Fig. 1: Isobars on a weather ©map

In weather forecasts, the course of atmospheric pressure is depicted using isobars (Fig. 1). Places with the same air pressure are connected by lines. These isobars are usually subdivided in increments of 5 hPa. If an area is surrounded by a circle of isobars, the center is identified as a high or low pressure area, depending on the direction of pressure (falling or rising).

Examples of absolute pressure applications

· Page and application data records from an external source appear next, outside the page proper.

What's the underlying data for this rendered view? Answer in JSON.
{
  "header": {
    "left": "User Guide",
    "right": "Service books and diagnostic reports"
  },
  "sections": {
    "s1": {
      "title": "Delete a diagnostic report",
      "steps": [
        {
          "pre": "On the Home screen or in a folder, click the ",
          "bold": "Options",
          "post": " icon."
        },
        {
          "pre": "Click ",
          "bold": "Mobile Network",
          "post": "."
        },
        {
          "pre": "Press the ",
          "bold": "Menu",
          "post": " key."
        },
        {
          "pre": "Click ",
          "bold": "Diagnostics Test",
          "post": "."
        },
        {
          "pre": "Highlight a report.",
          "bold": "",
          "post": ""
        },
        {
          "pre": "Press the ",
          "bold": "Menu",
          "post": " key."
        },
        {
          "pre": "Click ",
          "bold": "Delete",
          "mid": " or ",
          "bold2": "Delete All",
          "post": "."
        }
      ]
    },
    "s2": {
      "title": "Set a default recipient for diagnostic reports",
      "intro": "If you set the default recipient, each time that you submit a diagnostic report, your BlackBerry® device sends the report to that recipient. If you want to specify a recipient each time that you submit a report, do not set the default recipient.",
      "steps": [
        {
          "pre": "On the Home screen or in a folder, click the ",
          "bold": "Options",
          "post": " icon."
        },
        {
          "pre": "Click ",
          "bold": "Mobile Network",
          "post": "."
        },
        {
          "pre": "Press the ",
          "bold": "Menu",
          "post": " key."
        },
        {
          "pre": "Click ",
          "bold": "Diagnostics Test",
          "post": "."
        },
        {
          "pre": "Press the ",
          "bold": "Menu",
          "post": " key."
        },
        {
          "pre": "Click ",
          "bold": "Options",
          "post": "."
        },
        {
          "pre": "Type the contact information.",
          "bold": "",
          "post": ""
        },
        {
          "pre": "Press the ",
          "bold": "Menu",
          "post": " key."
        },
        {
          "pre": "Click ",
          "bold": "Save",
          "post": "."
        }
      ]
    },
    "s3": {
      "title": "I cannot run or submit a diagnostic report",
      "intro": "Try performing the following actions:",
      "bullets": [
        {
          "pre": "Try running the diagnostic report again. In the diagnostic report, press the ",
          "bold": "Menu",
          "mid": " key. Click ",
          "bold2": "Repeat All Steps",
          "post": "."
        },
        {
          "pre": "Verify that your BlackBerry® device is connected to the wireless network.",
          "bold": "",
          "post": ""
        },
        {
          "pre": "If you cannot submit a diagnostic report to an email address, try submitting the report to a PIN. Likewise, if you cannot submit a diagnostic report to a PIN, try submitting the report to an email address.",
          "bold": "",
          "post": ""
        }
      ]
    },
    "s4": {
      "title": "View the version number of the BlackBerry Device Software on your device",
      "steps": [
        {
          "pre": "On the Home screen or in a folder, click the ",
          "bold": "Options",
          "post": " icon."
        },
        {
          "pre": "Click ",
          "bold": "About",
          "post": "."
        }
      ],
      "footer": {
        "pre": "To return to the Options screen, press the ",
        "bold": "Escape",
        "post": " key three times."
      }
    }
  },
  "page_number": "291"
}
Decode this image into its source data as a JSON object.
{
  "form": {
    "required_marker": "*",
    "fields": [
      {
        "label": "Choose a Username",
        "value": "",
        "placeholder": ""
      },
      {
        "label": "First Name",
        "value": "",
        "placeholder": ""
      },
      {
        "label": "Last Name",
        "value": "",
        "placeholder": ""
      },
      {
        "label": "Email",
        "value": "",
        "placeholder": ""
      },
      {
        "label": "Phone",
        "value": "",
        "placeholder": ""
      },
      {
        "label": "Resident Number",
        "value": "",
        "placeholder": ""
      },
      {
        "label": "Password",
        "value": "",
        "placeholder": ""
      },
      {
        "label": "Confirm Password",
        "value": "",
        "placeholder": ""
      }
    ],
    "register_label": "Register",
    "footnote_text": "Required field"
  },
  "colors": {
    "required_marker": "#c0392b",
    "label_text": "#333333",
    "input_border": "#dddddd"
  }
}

Processes in process engineering often occur in evacuated containers, such as in sterilizers or autoclaves. The process pressure to be measured is then isolated from the atmosphere and is determined using absolute pressure transmitters. Automotive manufacturers use robots with vacuum grippers to transport large elements, such as the engine hood. In this case, the negative pressure is monitored to ensure that the suction capacity of the grippers is maintained. For plastic packaging machines, the level of the negative pressure is measured to control the shrink-wrapping process. The term vacuum is often used colloquially to describe a largely empty space. For example, people say that something has been “vacuum-packed”.

Fig. 2: Schematic diagramm of an absolute pressure sensor